> **Your objective**:
Type out every entry again, character for character.

+ + + +

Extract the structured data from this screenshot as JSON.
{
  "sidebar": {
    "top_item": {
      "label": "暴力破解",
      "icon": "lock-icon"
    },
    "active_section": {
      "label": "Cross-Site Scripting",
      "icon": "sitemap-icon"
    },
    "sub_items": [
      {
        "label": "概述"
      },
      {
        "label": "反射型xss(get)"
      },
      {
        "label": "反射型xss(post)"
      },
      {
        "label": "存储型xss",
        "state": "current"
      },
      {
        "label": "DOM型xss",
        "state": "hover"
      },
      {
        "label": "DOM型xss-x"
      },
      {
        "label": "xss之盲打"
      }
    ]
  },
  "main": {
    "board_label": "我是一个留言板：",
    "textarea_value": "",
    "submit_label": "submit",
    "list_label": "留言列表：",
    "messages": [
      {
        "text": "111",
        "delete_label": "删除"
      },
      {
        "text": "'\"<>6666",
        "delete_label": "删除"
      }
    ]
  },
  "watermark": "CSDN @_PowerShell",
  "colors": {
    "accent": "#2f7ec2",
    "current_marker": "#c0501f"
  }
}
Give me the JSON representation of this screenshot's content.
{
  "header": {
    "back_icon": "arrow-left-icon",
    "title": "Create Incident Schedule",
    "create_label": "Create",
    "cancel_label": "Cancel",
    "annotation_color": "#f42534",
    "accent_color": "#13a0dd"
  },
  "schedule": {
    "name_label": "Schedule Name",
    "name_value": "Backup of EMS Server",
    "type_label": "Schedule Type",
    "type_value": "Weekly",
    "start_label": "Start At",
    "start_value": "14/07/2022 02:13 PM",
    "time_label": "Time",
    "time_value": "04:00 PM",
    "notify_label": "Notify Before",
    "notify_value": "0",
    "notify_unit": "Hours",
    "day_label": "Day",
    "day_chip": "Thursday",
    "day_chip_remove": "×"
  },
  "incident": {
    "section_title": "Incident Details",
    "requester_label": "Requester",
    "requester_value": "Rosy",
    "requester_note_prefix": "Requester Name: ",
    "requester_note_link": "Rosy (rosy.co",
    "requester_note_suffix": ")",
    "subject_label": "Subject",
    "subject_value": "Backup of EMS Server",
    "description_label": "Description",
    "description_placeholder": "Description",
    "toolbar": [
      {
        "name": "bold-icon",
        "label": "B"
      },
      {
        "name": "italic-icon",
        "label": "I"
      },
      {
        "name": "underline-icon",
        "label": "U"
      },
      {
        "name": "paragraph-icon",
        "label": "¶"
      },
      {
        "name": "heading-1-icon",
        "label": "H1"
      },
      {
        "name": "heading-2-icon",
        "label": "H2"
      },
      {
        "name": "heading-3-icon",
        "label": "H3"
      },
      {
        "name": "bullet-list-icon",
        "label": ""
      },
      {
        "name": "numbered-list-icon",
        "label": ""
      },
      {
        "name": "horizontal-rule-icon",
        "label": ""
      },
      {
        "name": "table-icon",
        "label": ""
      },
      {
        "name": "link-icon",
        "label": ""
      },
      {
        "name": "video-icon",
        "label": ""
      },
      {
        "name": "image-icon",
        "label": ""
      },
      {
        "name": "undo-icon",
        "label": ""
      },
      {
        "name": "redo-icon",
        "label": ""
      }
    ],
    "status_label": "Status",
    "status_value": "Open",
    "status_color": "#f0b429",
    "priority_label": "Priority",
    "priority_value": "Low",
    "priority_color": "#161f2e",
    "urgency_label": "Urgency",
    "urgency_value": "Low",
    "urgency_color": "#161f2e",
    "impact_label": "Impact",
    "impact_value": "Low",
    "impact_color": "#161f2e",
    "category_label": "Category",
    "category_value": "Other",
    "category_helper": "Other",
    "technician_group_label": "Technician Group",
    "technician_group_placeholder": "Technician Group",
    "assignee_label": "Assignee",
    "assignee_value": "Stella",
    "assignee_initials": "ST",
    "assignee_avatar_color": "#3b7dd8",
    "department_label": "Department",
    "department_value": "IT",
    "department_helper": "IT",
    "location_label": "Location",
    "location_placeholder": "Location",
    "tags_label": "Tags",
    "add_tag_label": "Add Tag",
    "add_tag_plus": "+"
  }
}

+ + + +

> **Task response**:
Extract the structured data from this screenshot as JSON.
{
  "sidebar": {
    "top_item": {
      "label": "暴力破解",
      "icon": "lock-icon"
    },
    "active_section": {
      "label": "Cross-Site Scripting",
      "icon": "sitemap-icon"
    },
    "sub_items": [
      {
        "label": "概述"
      },
      {
        "label": "反射型xss(get)"
      },
      {
        "label": "反射型xss(post)"
      },
      {
        "label": "存储型xss",
        "state": "current"
      },
      {
        "label": "DOM型xss",
        "state": "hover"
      },
      {
        "label": "DOM型xss-x"
      },
      {
        "label": "xss之盲打"
      }
    ]
  },
  "main": {
    "board_label": "我是一个留言板：",
    "textarea_value": "",
    "submit_label": "submit",
    "list_label": "留言列表：",
    "messages": [
      {
        "text": "111",
        "delete_label": "删除"
      },
      {
        "text": "'\"<>6666",
        "delete_label": "删除"
      }
    ]
  },
  "watermark": "CSDN @_PowerShell",
  "colors": {
    "accent": "#2f7ec2",
    "current_marker": "#c0501f"
  }
}
Give me the JSON representation of this screenshot's content.
{
  "header": {
    "back_icon": "arrow-left-icon",
    "title": "Create Incident Schedule",
    "create_label": "Create",
    "cancel_label": "Cancel",
    "annotation_color": "#f42534",
    "accent_color": "#13a0dd"
  },
  "schedule": {
    "name_label": "Schedule Name",
    "name_value": "Backup of EMS Server",
    "type_label": "Schedule Type",
    "type_value": "Weekly",
    "start_label": "Start At",
    "start_value": "14/07/2022 02:13 PM",
    "time_label": "Time",
    "time_value": "04:00 PM",
    "notify_label": "Notify Before",
    "notify_value": "0",
    "notify_unit": "Hours",
    "day_label": "Day",
    "day_chip": "Thursday",
    "day_chip_remove": "×"
  },
  "incident": {
    "section_title": "Incident Details",
    "requester_label": "Requester",
    "requester_value": "Rosy",
    "requester_note_prefix": "Requester Name: ",
    "requester_note_link": "Rosy (rosy.co",
    "requester_note_suffix": ")",
    "subject_label": "Subject",
    "subject_value": "Backup of EMS Server",
    "description_label": "Description",
    "description_placeholder": "Description",
    "toolbar": [
      {
        "name": "bold-icon",
        "label": "B"
      },
      {
        "name": "italic-icon",
        "label": "I"
      },
      {
        "name": "underline-icon",
        "label": "U"
      },
      {
        "name": "paragraph-icon",
        "label": "¶"
      },
      {
        "name": "heading-1-icon",
        "label": "H1"
      },
      {
        "name": "heading-2-icon",
        "label": "H2"
      },
      {
        "name": "heading-3-icon",
        "label": "H3"
      },
      {
        "name": "bullet-list-icon",
        "label": ""
      },
      {
        "name": "numbered-list-icon",
        "label": ""
      },
      {
        "name": "horizontal-rule-icon",
        "label": ""
      },
      {
        "name": "table-icon",
        "label": ""
      },
      {
        "name": "link-icon",
        "label": ""
      },
      {
        "name": "video-icon",
        "label": ""
      },
      {
        "name": "image-icon",
        "label": ""
      },
      {
        "name": "undo-icon",
        "label": ""
      },
      {
        "name": "redo-icon",
        "label": ""
      }
    ],
    "status_label": "Status",
    "status_value": "Open",
    "status_color": "#f0b429",
    "priority_label": "Priority",
    "priority_value": "Low",
    "priority_color": "#161f2e",
    "urgency_label": "Urgency",
    "urgency_value": "Low",
    "urgency_color": "#161f2e",
    "impact_label": "Impact",
    "impact_value": "Low",
    "impact_color": "#161f2e",
    "category_label": "Category",
    "category_value": "Other",
    "category_helper": "Other",
    "technician_group_label": "Technician Group",
    "technician_group_placeholder": "Technician Group",
    "assignee_label": "Assignee",
    "assignee_value": "Stella",
    "assignee_initials": "ST",
    "assignee_avatar_color": "#3b7dd8",
    "department_label": "Department",
    "department_value": "IT",
    "department_helper": "IT",
    "location_label": "Location",
    "location_placeholder": "Location",
    "tags_label": "Tags",
    "add_tag_label": "Add Tag",
    "add_tag_plus": "+"
  }
}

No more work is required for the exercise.